● Your goal: Carry over every entry exactly as written, though not the pictures it contains.

(Dataset rows describing interfaces)

+ + + +

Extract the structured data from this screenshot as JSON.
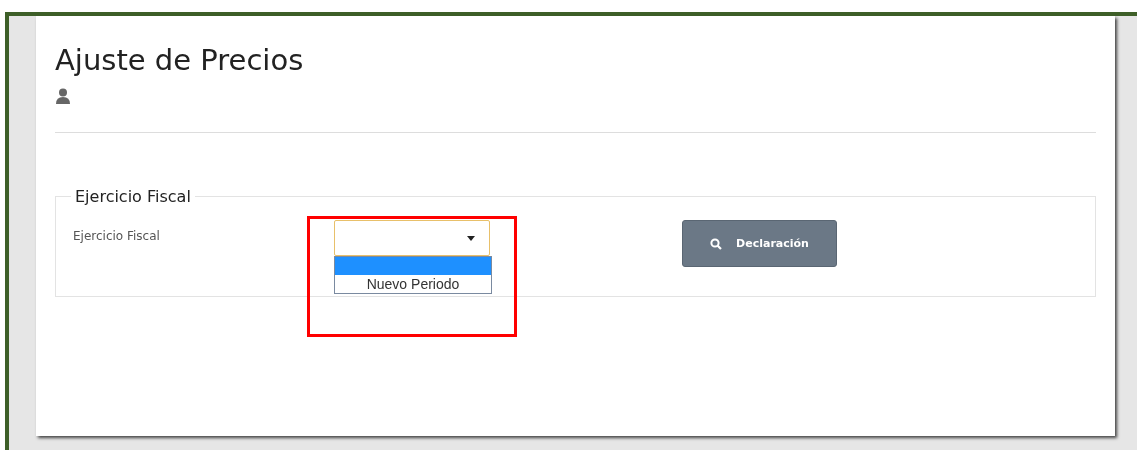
{
  "page": {
    "title": "Ajuste de Precios"
  },
  "fieldset": {
    "legend": "Ejercicio Fiscal",
    "field": {
      "label": "Ejercicio Fiscal",
      "open": true,
      "blank_option": {
        "selected": true
      },
      "options": [
        {
          "label": "Nuevo Periodo",
          "selected": false
        }
      ]
    },
    "button": {
      "label": "Declaración"
    }
  },
  "highlight": {
    "shown": true
  }
}
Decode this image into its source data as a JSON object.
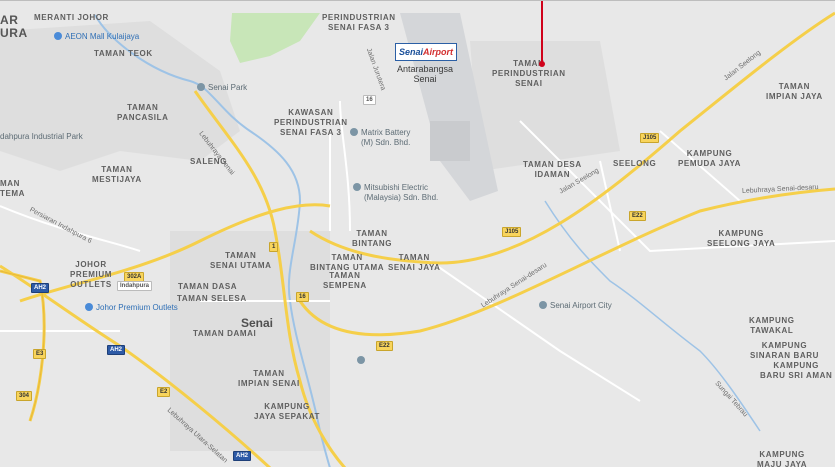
{
  "map": {
    "colors": {
      "land": "#e8e8e8",
      "highway": "#f5cf4a",
      "road": "#ffffff",
      "water": "#9ec3e6",
      "park": "#c8e6b8",
      "airport": "#d4d6d9",
      "marker": "#d0021b"
    },
    "areas": {
      "meranti": "MERANTI JOHOR",
      "ar": "AR",
      "ura": "URA",
      "teok": "TAMAN TEOK",
      "kip3": "KAWASAN\nPERINDUSTRIAN\nSENAI FASA 3",
      "kip3_top": "PERINDUSTRIAN\nSENAI FASA 3",
      "tps": "TAMAN\nPERINDUSTRIAN\nSENAI",
      "pancasila": "TAMAN\nPANCASILA",
      "saleng": "SALENG",
      "mestijaya": "TAMAN\nMESTIJAYA",
      "man_tema": "MAN\nTEMA",
      "impianjaya": "TAMAN\nIMPIAN JAYA",
      "pemuda": "KAMPUNG\nPEMUDA JAYA",
      "desaidaman": "TAMAN DESA\nIDAMAN",
      "seelong": "SEELONG",
      "seelongjaya": "KAMPUNG\nSEELONG JAYA",
      "bintang": "TAMAN\nBINTANG",
      "bintangutama": "TAMAN\nBINTANG UTAMA",
      "senaijaya": "TAMAN\nSENAI JAYA",
      "sempena": "TAMAN\nSEMPENA",
      "senaiutama": "TAMAN\nSENAI UTAMA",
      "dasa": "TAMAN DASA",
      "selesa": "TAMAN SELESA",
      "damai": "TAMAN DAMAI",
      "johorpremium": "JOHOR\nPREMIUM\nOUTLETS",
      "impiansenai": "TAMAN\nIMPIAN SENAI",
      "jayasepakat": "KAMPUNG\nJAYA SEPAKAT",
      "tawakal": "KAMPUNG\nTAWAKAL",
      "sinaran": "KAMPUNG\nSINARAN BARU",
      "sriaman": "KAMPUNG\nBARU SRI AMAN",
      "majujaya": "KAMPUNG\nMAJU JAYA"
    },
    "city": "Senai",
    "airport": {
      "logo_a": "Senai",
      "logo_b": "Airport",
      "name": "Antarabangsa\nSenai"
    },
    "pois": {
      "aeon": "AEON Mall Kulaijaya",
      "senaipark": "Senai Park",
      "industrialpark": "dahpura Industrial Park",
      "matrix": "Matrix Battery\n(M) Sdn. Bhd.",
      "mitsubishi": "Mitsubishi Electric\n(Malaysia) Sdn. Bhd.",
      "jpo": "Johor Premium Outlets",
      "airportcity": "Senai Airport City"
    },
    "roads": {
      "lebuhraya_senai": "Lebuhraya Senai",
      "persiaran": "Persiaran Indahpura 6",
      "jalan_seelong_top": "Jalan Seelong",
      "jalan_seelong": "Jalan Seelong",
      "senai_desaru_top": "Lebuhraya Senai-desaru",
      "senai_desaru": "Lebuhraya Senai-desaru",
      "utara_selatan": "Lebuhraya Utara-Selatan",
      "sungai": "Sungai Tebrau",
      "jalan_jurutera": "Jalan Jurutera"
    },
    "shields": {
      "j105a": "J105",
      "j105b": "J105",
      "e22a": "E22",
      "e22b": "E22",
      "r16a": "16",
      "r16b": "16",
      "r1": "1",
      "r302a": "302A",
      "indahpura": "Indahpura",
      "ah2a": "AH2",
      "ah2b": "AH2",
      "ah2c": "AH2",
      "e3": "E3",
      "e2": "E2",
      "r304": "304"
    }
  }
}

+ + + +

● Problem solution:
Extract the structured data from this screenshot as JSON.
{
  "page": {
    "title": "Ajuste de Precios"
  },
  "fieldset": {
    "legend": "Ejercicio Fiscal",
    "field": {
      "label": "Ejercicio Fiscal",
      "open": true,
      "blank_option": {
        "selected": true
      },
      "options": [
        {
          "label": "Nuevo Periodo",
          "selected": false
        }
      ]
    },
    "button": {
      "label": "Declaración"
    }
  },
  "highlight": {
    "shown": true
  }
}
Decode this image into its source data as a JSON object.
{
  "map": {
    "colors": {
      "land": "#e8e8e8",
      "highway": "#f5cf4a",
      "road": "#ffffff",
      "water": "#9ec3e6",
      "park": "#c8e6b8",
      "airport": "#d4d6d9",
      "marker": "#d0021b"
    },
    "areas": {
      "meranti": "MERANTI JOHOR",
      "ar": "AR",
      "ura": "URA",
      "teok": "TAMAN TEOK",
      "kip3": "KAWASAN\nPERINDUSTRIAN\nSENAI FASA 3",
      "kip3_top": "PERINDUSTRIAN\nSENAI FASA 3",
      "tps": "TAMAN\nPERINDUSTRIAN\nSENAI",
      "pancasila": "TAMAN\nPANCASILA",
      "saleng": "SALENG",
      "mestijaya": "TAMAN\nMESTIJAYA",
      "man_tema": "MAN\nTEMA",
      "impianjaya": "TAMAN\nIMPIAN JAYA",
      "pemuda": "KAMPUNG\nPEMUDA JAYA",
      "desaidaman": "TAMAN DESA\nIDAMAN",
      "seelong": "SEELONG",
      "seelongjaya": "KAMPUNG\nSEELONG JAYA",
      "bintang": "TAMAN\nBINTANG",
      "bintangutama": "TAMAN\nBINTANG UTAMA",
      "senaijaya": "TAMAN\nSENAI JAYA",
      "sempena": "TAMAN\nSEMPENA",
      "senaiutama": "TAMAN\nSENAI UTAMA",
      "dasa": "TAMAN DASA",
      "selesa": "TAMAN SELESA",
      "damai": "TAMAN DAMAI",
      "johorpremium": "JOHOR\nPREMIUM\nOUTLETS",
      "impiansenai": "TAMAN\nIMPIAN SENAI",
      "jayasepakat": "KAMPUNG\nJAYA SEPAKAT",
      "tawakal": "KAMPUNG\nTAWAKAL",
      "sinaran": "KAMPUNG\nSINARAN BARU",
      "sriaman": "KAMPUNG\nBARU SRI AMAN",
      "majujaya": "KAMPUNG\nMAJU JAYA"
    },
    "city": "Senai",
    "airport": {
      "logo_a": "Senai",
      "logo_b": "Airport",
      "name": "Antarabangsa\nSenai"
    },
    "pois": {
      "aeon": "AEON Mall Kulaijaya",
      "senaipark": "Senai Park",
      "industrialpark": "dahpura Industrial Park",
      "matrix": "Matrix Battery\n(M) Sdn. Bhd.",
      "mitsubishi": "Mitsubishi Electric\n(Malaysia) Sdn. Bhd.",
      "jpo": "Johor Premium Outlets",
      "airportcity": "Senai Airport City"
    },
    "roads": {
      "lebuhraya_senai": "Lebuhraya Senai",
      "persiaran": "Persiaran Indahpura 6",
      "jalan_seelong_top": "Jalan Seelong",
      "jalan_seelong": "Jalan Seelong",
      "senai_desaru_top": "Lebuhraya Senai-desaru",
      "senai_desaru": "Lebuhraya Senai-desaru",
      "utara_selatan": "Lebuhraya Utara-Selatan",
      "sungai": "Sungai Tebrau",
      "jalan_jurutera": "Jalan Jurutera"
    },
    "shields": {
      "j105a": "J105",
      "j105b": "J105",
      "e22a": "E22",
      "e22b": "E22",
      "r16a": "16",
      "r16b": "16",
      "r1": "1",
      "r302a": "302A",
      "indahpura": "Indahpura",
      "ah2a": "AH2",
      "ah2b": "AH2",
      "ah2c": "AH2",
      "e3": "E3",
      "e2": "E2",
      "r304": "304"
    }
  }
}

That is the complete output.